The Art of Cricket: Day puts creative spin on sport

Victoria and Stars spinner Sophie Day's first art show, inspired by her cricket, is currently on display at the CitiPower Centre

Sophie Day is happy to admit that she is not always paying full attention in team meetings.

It is not that she means to be distracted, rather, Day finds staring at graphs, wagon wheels and plans on a whiteboard sparks artistic inspiration.

The Victoria and Melbourne Stars left-arm spinner's creative talents are currently on display in the foyer of the CitiPower Centre, where her show 'The Art of Cricket' is being held until January 5.

From scorecards and training drills to running in lockdown with captain Meg Lanning, Day's paintings encompass every part of her cricketing life.

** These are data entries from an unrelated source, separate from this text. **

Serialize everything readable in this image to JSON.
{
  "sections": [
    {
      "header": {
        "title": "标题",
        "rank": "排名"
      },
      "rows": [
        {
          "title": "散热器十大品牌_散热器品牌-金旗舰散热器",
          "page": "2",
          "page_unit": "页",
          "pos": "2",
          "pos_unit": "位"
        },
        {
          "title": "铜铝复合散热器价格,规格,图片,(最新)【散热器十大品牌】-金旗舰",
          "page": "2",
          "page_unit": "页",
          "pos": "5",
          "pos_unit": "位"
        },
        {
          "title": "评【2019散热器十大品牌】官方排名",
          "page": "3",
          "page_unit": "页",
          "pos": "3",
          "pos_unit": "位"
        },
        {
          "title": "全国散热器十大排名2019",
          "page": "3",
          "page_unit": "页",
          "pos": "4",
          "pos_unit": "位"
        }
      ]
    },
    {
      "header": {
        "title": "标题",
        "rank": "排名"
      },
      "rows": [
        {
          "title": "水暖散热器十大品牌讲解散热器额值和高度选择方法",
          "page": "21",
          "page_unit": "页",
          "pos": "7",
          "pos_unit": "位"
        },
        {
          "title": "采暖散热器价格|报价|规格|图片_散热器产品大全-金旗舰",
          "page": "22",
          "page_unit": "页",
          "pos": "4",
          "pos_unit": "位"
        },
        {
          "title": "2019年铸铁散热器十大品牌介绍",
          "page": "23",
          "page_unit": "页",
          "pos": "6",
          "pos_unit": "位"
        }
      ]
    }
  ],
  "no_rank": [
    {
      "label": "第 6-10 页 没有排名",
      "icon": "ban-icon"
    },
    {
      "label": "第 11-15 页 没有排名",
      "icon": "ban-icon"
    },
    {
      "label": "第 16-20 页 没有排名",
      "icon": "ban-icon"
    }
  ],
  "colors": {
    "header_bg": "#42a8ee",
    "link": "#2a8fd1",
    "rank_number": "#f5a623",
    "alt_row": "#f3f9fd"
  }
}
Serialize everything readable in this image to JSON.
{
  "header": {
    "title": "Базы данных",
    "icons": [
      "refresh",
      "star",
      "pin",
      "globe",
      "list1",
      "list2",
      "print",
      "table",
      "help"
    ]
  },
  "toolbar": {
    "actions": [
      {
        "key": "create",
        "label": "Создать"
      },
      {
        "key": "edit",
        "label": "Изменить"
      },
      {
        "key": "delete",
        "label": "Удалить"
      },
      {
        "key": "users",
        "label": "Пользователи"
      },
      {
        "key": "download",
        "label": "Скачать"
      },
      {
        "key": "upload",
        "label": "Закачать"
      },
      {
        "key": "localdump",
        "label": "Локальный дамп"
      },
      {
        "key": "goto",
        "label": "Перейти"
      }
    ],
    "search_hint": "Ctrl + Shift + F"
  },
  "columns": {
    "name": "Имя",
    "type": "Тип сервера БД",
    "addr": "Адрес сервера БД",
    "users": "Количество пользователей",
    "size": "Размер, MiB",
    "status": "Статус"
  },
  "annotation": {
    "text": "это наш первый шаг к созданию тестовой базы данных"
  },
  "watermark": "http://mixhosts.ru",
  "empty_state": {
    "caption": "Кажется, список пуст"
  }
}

"A lot of it comes from the environment I place myself, in the shapes, the patterns that you see in the cricket field, through the nets, even the patterns that the coach lays out with cones," Day told cricket.com.au.

"I get a lot of inspiration from team meetings, I zone out sometimes, I see different shapes and patterns on the whiteboards and the data from games."

Art and cricket do not have a great deal in common, but for Day, who grew up with dyslexia, they were two outlets where words did not matter.

These days, art helps balance the pressures of life as a professional athlete.

"I think it's nice to try find a balance so I'm not too consumed in cricket, which I can very much get into," Day said.

"I love them both, and you can't get much better of a lifestyle than playing cricket and painting.

"(My art) very much like kind of how I approach cricket, I repeat things over and over and over until I get it and I don't always get things first go.

"I don't think I'm overly naturally gifted at anything ... but I love to work at things and try to keep up with everyone.

"I think how I approach my cricket and training is very similar to how I paint. for example, if I'm doing a painting I'll sit down for hours and hours until I perfect it and it's very similar to cricket, I won't leave (training) until I feel like I've ticked too few boxes."

The 30 works she has on display have been the product of several years of work while studying a degree in Fine Arts at the Victoria College of Arts.

Much of it was created over the past two years, with Melbourne in and out of lockdown.

"We were only allowed to train and then go back home," Day explained.

"We were very lucky to be able to train (through lockdown), but that's why the majority of the work is about cricket, because that's all I was doing, just coming in to train and then heading back home to paint." 

Day's work is winning plenty of fans, with almost all her pieces finding buyers since the exhibition was launched.

Australia captain Lanning fittingly purchased the piece inspired by her team's famous T20 World Cup triumph in front of 86,174 fans at the MCG, while Victoria coach Jarrad 'Joffa' Loughman claimed 'Joffa's drills'.

Despite Melbourne's second winter in lockdown, Day enjoyed the chance to commit herself to cricket on a more full-time since graduating from university at the end of last year.

"It was really great to have a look at what worked well last season and what didn't, and I had a big preseason here with Victoria and was able to train in a high-performance set-up which was a bit different for me," she said.

"I really enjoyed that. Then going into Big Bash ... it was a great learning experience again, and I'll take away a lot from the season.

"It's amazing for me, being a second-year player and to have (fellow left-arm spinners) Sam Bates and Soph Molineux here as well, the amount that I can learn off them, I really look up to them both.

"It's pretty cool to work alongside them and see how they go about it."

The Art of Cricket is on display at CitiPower Centre at Junction Oval until January 5. Click here for more details.